Excerpts from a dataset:
======
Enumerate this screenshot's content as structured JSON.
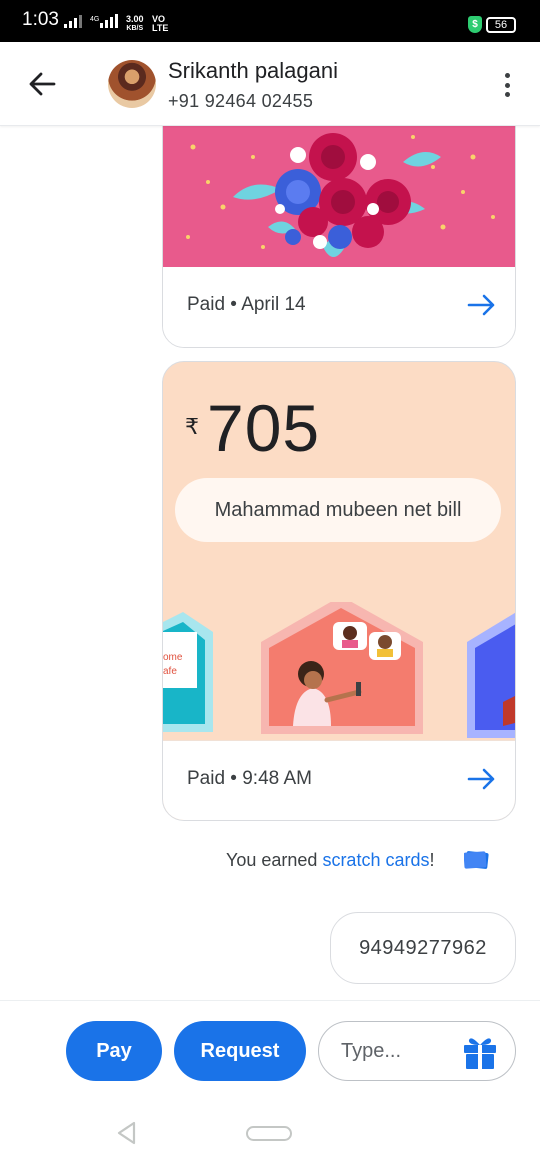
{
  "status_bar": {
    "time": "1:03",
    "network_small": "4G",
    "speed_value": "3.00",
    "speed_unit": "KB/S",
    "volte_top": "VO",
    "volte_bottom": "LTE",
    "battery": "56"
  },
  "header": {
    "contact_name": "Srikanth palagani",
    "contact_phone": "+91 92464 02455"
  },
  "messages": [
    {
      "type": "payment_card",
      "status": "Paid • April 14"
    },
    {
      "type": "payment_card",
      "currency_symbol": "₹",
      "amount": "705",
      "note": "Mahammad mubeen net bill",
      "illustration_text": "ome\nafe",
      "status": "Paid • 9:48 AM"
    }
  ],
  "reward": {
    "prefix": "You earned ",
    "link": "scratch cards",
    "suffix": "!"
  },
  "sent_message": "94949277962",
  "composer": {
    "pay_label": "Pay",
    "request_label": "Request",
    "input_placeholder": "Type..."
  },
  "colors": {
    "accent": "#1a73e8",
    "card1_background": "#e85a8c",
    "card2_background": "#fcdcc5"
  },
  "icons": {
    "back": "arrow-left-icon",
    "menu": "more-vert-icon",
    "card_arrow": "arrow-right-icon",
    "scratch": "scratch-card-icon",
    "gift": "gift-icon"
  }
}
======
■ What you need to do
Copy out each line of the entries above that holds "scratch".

■ Problem solution
    "link": "scratch cards",
    "scratch": "scratch-card-icon",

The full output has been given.